Check Out The Imaging Technology Behind The Black Hole Picture Which Made It Possible
Till date, the existence of black holes remained a matter of theory. Black hole history dates back to the era of Albert Einstein who stated that the entire theory of relativity could be mere speculation and weird if manifested in real life. The idea of something to dismantle first and then reach a state of infinite density trapping even light defines a black hole. For years scientists have been trying to lay up facts and shreds of evidence to voice the theory and cut the cord of the long-existing mythical reality of black holes.
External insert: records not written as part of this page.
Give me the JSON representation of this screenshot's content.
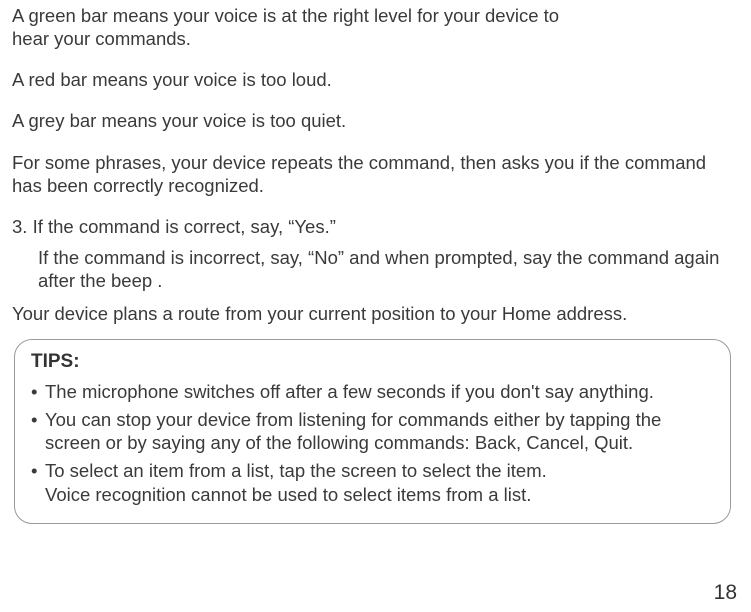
{
  "paragraphs": {
    "green": "A green bar means your voice is at the right level for your device to hear your commands.",
    "red": "A red bar means your voice is too loud.",
    "grey": "A grey bar means your voice is too quiet.",
    "repeat": "For some phrases, your device repeats the command, then asks you if the command has been correctly recognized."
  },
  "step": {
    "line": "3. If the command is correct, say, “Yes.”",
    "sub": "If the command is incorrect, say, “No” and when prompted, say the command again after the beep ."
  },
  "planRoute": "Your device plans a route from your current position to your Home address.",
  "tips": {
    "title": "TIPS:",
    "items": [
      "The microphone switches off after a few seconds if you don't say anything.",
      "You can stop your device from listening for commands either by tapping the screen or by saying any of the following commands: Back, Cancel, Quit.",
      "To select an item from a list, tap the screen to select the item.\nVoice recognition cannot be used to select items from a list."
    ]
  },
  "pageNumber": "18"
}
Though many would still not be sure of the existence of Black Hole, NASA’s Hubble Telescope has put up an image affirming the presence of high energy mass in space as matter shattered and fell beyond the event horizon. Astronomers who were continuously having an eye on the entire phenomenon witnessed pulsating ultraviolet light fading out from extensive bundles of hot gas that spun across Cygnus XR-1. Scientists believed the light to submerge in a black hole.
The people behind the black hole image. Here are (almost) all the heroes of the @ehtelescope. (From our last collaboration meeting in Nijmegen, Nov. 2018.) #EHTblackhole pic.twitter.com/ixegKTo5Lb
— Heino Falcke (@hfalcke) April 11, 2019
The images captured by the Hubble Telescope consists of 10 radio telescope across the entire planet functioning as a single receiver and tuned to a very high frequency of radio waves. A team of four scientists took up the charge and worked towards transforming the captured radio signals to an image. True that the first image of a black hole has startled the entire nation, yet the technology used to turn this mission possible is to be credited.
Coordinating 10 telescopes and then backing it with an algorithm was a major challenge for the scientists. Led by an electrical engineer, the team used products that were off the shelf, along with the existing telescopes to finally lay up the final model. Up to these things seemed easier but they were not really simpler. To convert the radio signals into an image, the scientists needed strong software tools and an efficient algorithm.
It meant like capturing slices of data, too small and sparse and them coveting them to a more meaningful and apparently the black hole.
Decoding The Algorithm
The telescope sent photon signals that were primarily shreds of light falling from space. Even though a chain of the telescope was connected, the data sent would still be too tiny to be measured. And so converting them to live images appeared tough. The team worked on the above problem to devise an algorithm that would not only help the transform electrical signals to images but at the same time rule out the actual image from the pool of transformed images.
This is more like crafting an image with nothing in hand. All you can do is assume and when multiple people are working, you are bound to have multiple assumptions so finding the one which is most appropriate is another challenge stacking up. But thanks to the talented team on the project, they skillfully worked to dry run each image and see which is the most plausible. Streamlining features of the actual image to weed out the irrelevant ones turned their task easier.
No doubt this is a massive success for all the astronomers and the scientists involved in the study of Blackhole. And it’s not just the success in black hole domain but the scientists and the technology that helped to pool out the images as well. You need to get the tools right in order to pitch the result right. The team on this EHT project did an excellent job not just by giving the world an image of Blackhole but also a technology that could efficiently convert signals to images and open doors for new invention in the imaging technology.
Image Source – Washington Post